WHAT YOU NEED TO DO: Write out all of the records exactly once more and skip the images.

((

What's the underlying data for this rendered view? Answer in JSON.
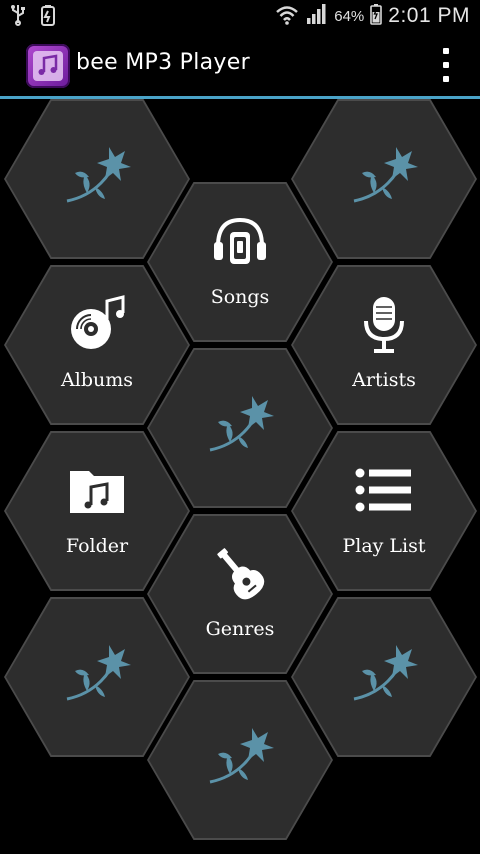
{
  "status_bar": {
    "battery_percent": "64%",
    "time": "2:01 PM",
    "icons": [
      "usb-icon",
      "battery-saver-icon",
      "wifi-icon",
      "signal-icon",
      "battery-icon"
    ]
  },
  "action_bar": {
    "title": "bee MP3 Player",
    "app_icon": "app-logo-icon",
    "menu_icon": "overflow-menu-icon"
  },
  "grid": {
    "songs": "Songs",
    "albums": "Albums",
    "artists": "Artists",
    "folder": "Folder",
    "playlist": "Play List",
    "genres": "Genres"
  },
  "colors": {
    "accent": "#4aa3c8",
    "hex_fill": "#2d2d2d",
    "hex_border": "#4b4b4b",
    "flower": "#5b92a8"
  }
}
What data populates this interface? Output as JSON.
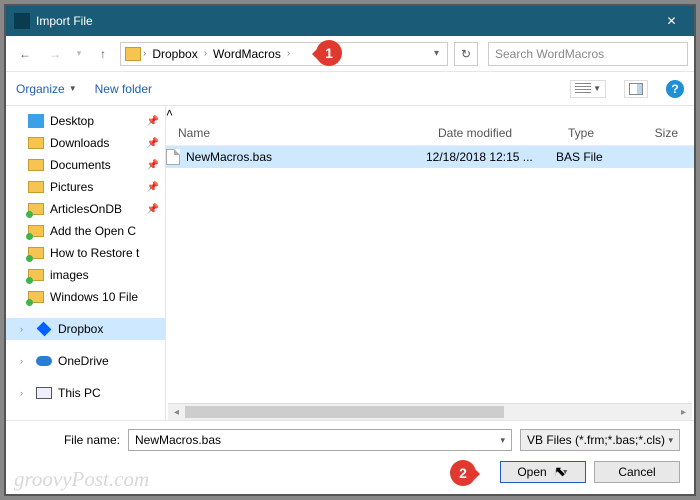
{
  "window": {
    "title": "Import File"
  },
  "nav": {
    "crumbs": [
      "Dropbox",
      "WordMacros"
    ],
    "search_placeholder": "Search WordMacros"
  },
  "toolbar": {
    "organize": "Organize",
    "newfolder": "New folder"
  },
  "sidebar": {
    "items": [
      {
        "label": "Desktop",
        "icon": "desktop",
        "pinned": true
      },
      {
        "label": "Downloads",
        "icon": "folder",
        "pinned": true
      },
      {
        "label": "Documents",
        "icon": "folder",
        "pinned": true
      },
      {
        "label": "Pictures",
        "icon": "folder",
        "pinned": true
      },
      {
        "label": "ArticlesOnDB",
        "icon": "folder green",
        "pinned": true
      },
      {
        "label": "Add the Open C",
        "icon": "folder green",
        "pinned": false
      },
      {
        "label": "How to Restore t",
        "icon": "folder green",
        "pinned": false
      },
      {
        "label": "images",
        "icon": "folder green",
        "pinned": false
      },
      {
        "label": "Windows 10 File",
        "icon": "folder green",
        "pinned": false
      }
    ],
    "roots": [
      {
        "label": "Dropbox",
        "icon": "dropbox",
        "selected": true
      },
      {
        "label": "OneDrive",
        "icon": "onedrive"
      },
      {
        "label": "This PC",
        "icon": "thispc"
      }
    ]
  },
  "columns": {
    "name": "Name",
    "date": "Date modified",
    "type": "Type",
    "size": "Size"
  },
  "rows": [
    {
      "name": "NewMacros.bas",
      "date": "12/18/2018 12:15 ...",
      "type": "BAS File",
      "selected": true
    }
  ],
  "footer": {
    "filename_label": "File name:",
    "filename_value": "NewMacros.bas",
    "filter_value": "VB Files (*.frm;*.bas;*.cls)",
    "open_label": "Open",
    "cancel_label": "Cancel"
  },
  "callouts": {
    "one": "1",
    "two": "2"
  },
  "watermark": "groovyPost.com"
}
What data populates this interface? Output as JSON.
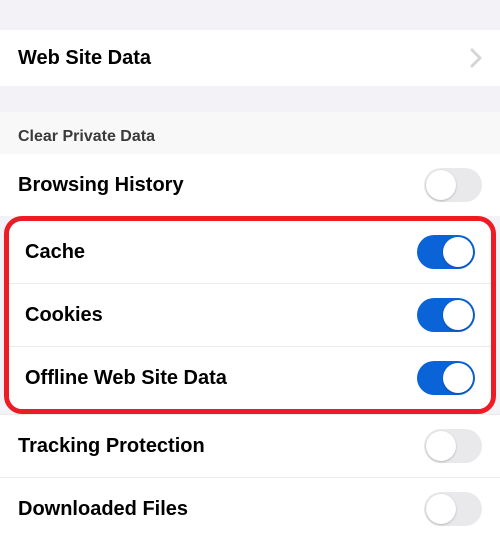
{
  "nav": {
    "web_site_data_label": "Web Site Data"
  },
  "clear_private_data_header": "Clear Private Data",
  "items": {
    "browsing_history": {
      "label": "Browsing History",
      "on": false
    },
    "cache": {
      "label": "Cache",
      "on": true
    },
    "cookies": {
      "label": "Cookies",
      "on": true
    },
    "offline_web_site_data": {
      "label": "Offline Web Site Data",
      "on": true
    },
    "tracking_protection": {
      "label": "Tracking Protection",
      "on": false
    },
    "downloaded_files": {
      "label": "Downloaded Files",
      "on": false
    }
  }
}
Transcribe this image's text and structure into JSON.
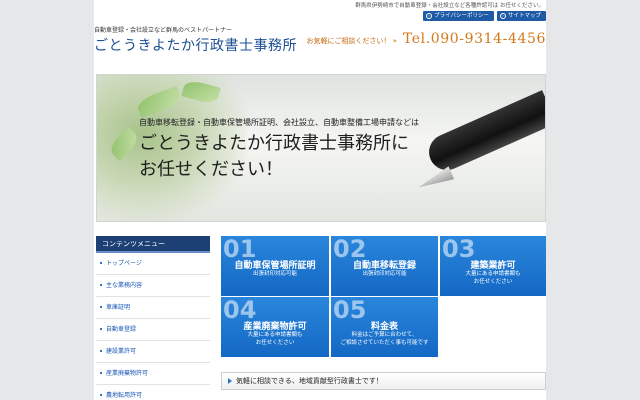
{
  "topbar": {
    "note": "群馬県伊勢崎市で自動車登録・会社設立など各種許認可は お任せください。"
  },
  "header": {
    "tagline": "自動車登録・会社設立など群馬のベストパートナー",
    "site_title": "ごとうきよたか行政書士事務所",
    "links": [
      {
        "label": "プライバシーポリシー"
      },
      {
        "label": "サイトマップ"
      }
    ],
    "contact_lead": "お気軽にご相談ください！ »",
    "tel": "Tel.090-9314-4456"
  },
  "hero": {
    "sub": "自動車移転登録・自動車保管場所証明、会社設立、自動車整備工場申請などは",
    "main_line1": "ごとうきよたか行政書士事務所に",
    "main_line2": "お任せください！"
  },
  "sidebar": {
    "title": "コンテンツメニュー",
    "items": [
      {
        "label": "トップページ"
      },
      {
        "label": "主な業務内容"
      },
      {
        "label": "車庫証明"
      },
      {
        "label": "自動車登録"
      },
      {
        "label": "建設業許可"
      },
      {
        "label": "産業廃棄物許可"
      },
      {
        "label": "農地転用許可"
      }
    ]
  },
  "tiles": [
    {
      "num": "01",
      "title": "自動車保管場所証明",
      "sub": "出張封印対応可能"
    },
    {
      "num": "02",
      "title": "自動車移転登録",
      "sub": "出張封印対応可能"
    },
    {
      "num": "03",
      "title": "建築業許可",
      "sub": "大量にある申請書類も\nお任せください"
    },
    {
      "num": "04",
      "title": "産業廃棄物許可",
      "sub": "大量にある申請書類も\nお任せください"
    },
    {
      "num": "05",
      "title": "料金表",
      "sub": "料金はご予算に合わせて、\nご相談させていただく事も可能です"
    }
  ],
  "banner": {
    "text": "気軽に相談できる、地域貢献型行政書士です！"
  },
  "colors": {
    "accent": "#1f5aa6",
    "tile": "#1b74d0",
    "tel": "#d4781c",
    "sidebar_head": "#1c3f74"
  }
}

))

RESPONSE AREA:
What's the underlying data for this rendered view? Answer in JSON.
{
  "status_bar": {
    "battery_percent": "64%",
    "time": "2:01 PM",
    "icons": [
      "usb-icon",
      "battery-saver-icon",
      "wifi-icon",
      "signal-icon",
      "battery-icon"
    ]
  },
  "action_bar": {
    "title": "bee MP3 Player",
    "app_icon": "app-logo-icon",
    "menu_icon": "overflow-menu-icon"
  },
  "grid": {
    "songs": "Songs",
    "albums": "Albums",
    "artists": "Artists",
    "folder": "Folder",
    "playlist": "Play List",
    "genres": "Genres"
  },
  "colors": {
    "accent": "#4aa3c8",
    "hex_fill": "#2d2d2d",
    "hex_border": "#4b4b4b",
    "flower": "#5b92a8"
  }
}
What data populates this interface? Output as JSON.
{
  "window": {
    "title": "Import File"
  },
  "nav": {
    "crumbs": [
      "Dropbox",
      "WordMacros"
    ],
    "search_placeholder": "Search WordMacros"
  },
  "toolbar": {
    "organize": "Organize",
    "newfolder": "New folder"
  },
  "sidebar": {
    "items": [
      {
        "label": "Desktop",
        "icon": "desktop",
        "pinned": true
      },
      {
        "label": "Downloads",
        "icon": "folder",
        "pinned": true
      },
      {
        "label": "Documents",
        "icon": "folder",
        "pinned": true
      },
      {
        "label": "Pictures",
        "icon": "folder",
        "pinned": true
      },
      {
        "label": "ArticlesOnDB",
        "icon": "folder green",
        "pinned": true
      },
      {
        "label": "Add the Open C",
        "icon": "folder green",
        "pinned": false
      },
      {
        "label": "How to Restore t",
        "icon": "folder green",
        "pinned": false
      },
      {
        "label": "images",
        "icon": "folder green",
        "pinned": false
      },
      {
        "label": "Windows 10 File",
        "icon": "folder green",
        "pinned": false
      }
    ],
    "roots": [
      {
        "label": "Dropbox",
        "icon": "dropbox",
        "selected": true
      },
      {
        "label": "OneDrive",
        "icon": "onedrive"
      },
      {
        "label": "This PC",
        "icon": "thispc"
      }
    ]
  },
  "columns": {
    "name": "Name",
    "date": "Date modified",
    "type": "Type",
    "size": "Size"
  },
  "rows": [
    {
      "name": "NewMacros.bas",
      "date": "12/18/2018 12:15 ...",
      "type": "BAS File",
      "selected": true
    }
  ],
  "footer": {
    "filename_label": "File name:",
    "filename_value": "NewMacros.bas",
    "filter_value": "VB Files (*.frm;*.bas;*.cls)",
    "open_label": "Open",
    "cancel_label": "Cancel"
  },
  "callouts": {
    "one": "1",
    "two": "2"
  },
  "watermark": "groovyPost.com"
}
What data populates this interface? Output as JSON.
{
  "nav": {
    "web_site_data_label": "Web Site Data"
  },
  "clear_private_data_header": "Clear Private Data",
  "items": {
    "browsing_history": {
      "label": "Browsing History",
      "on": false
    },
    "cache": {
      "label": "Cache",
      "on": true
    },
    "cookies": {
      "label": "Cookies",
      "on": true
    },
    "offline_web_site_data": {
      "label": "Offline Web Site Data",
      "on": true
    },
    "tracking_protection": {
      "label": "Tracking Protection",
      "on": false
    },
    "downloaded_files": {
      "label": "Downloaded Files",
      "on": false
    }
  }
}
Transcribe this image's text and structure into JSON.
{
  "topbar": {
    "note": "群馬県伊勢崎市で自動車登録・会社設立など各種許認可は お任せください。"
  },
  "header": {
    "tagline": "自動車登録・会社設立など群馬のベストパートナー",
    "site_title": "ごとうきよたか行政書士事務所",
    "links": [
      {
        "label": "プライバシーポリシー"
      },
      {
        "label": "サイトマップ"
      }
    ],
    "contact_lead": "お気軽にご相談ください！ »",
    "tel": "Tel.090-9314-4456"
  },
  "hero": {
    "sub": "自動車移転登録・自動車保管場所証明、会社設立、自動車整備工場申請などは",
    "main_line1": "ごとうきよたか行政書士事務所に",
    "main_line2": "お任せください！"
  },
  "sidebar": {
    "title": "コンテンツメニュー",
    "items": [
      {
        "label": "トップページ"
      },
      {
        "label": "主な業務内容"
      },
      {
        "label": "車庫証明"
      },
      {
        "label": "自動車登録"
      },
      {
        "label": "建設業許可"
      },
      {
        "label": "産業廃棄物許可"
      },
      {
        "label": "農地転用許可"
      }
    ]
  },
  "tiles": [
    {
      "num": "01",
      "title": "自動車保管場所証明",
      "sub": "出張封印対応可能"
    },
    {
      "num": "02",
      "title": "自動車移転登録",
      "sub": "出張封印対応可能"
    },
    {
      "num": "03",
      "title": "建築業許可",
      "sub": "大量にある申請書類も\nお任せください"
    },
    {
      "num": "04",
      "title": "産業廃棄物許可",
      "sub": "大量にある申請書類も\nお任せください"
    },
    {
      "num": "05",
      "title": "料金表",
      "sub": "料金はご予算に合わせて、\nご相談させていただく事も可能です"
    }
  ],
  "banner": {
    "text": "気軽に相談できる、地域貢献型行政書士です！"
  },
  "colors": {
    "accent": "#1f5aa6",
    "tile": "#1b74d0",
    "tel": "#d4781c",
    "sidebar_head": "#1c3f74"
  }
}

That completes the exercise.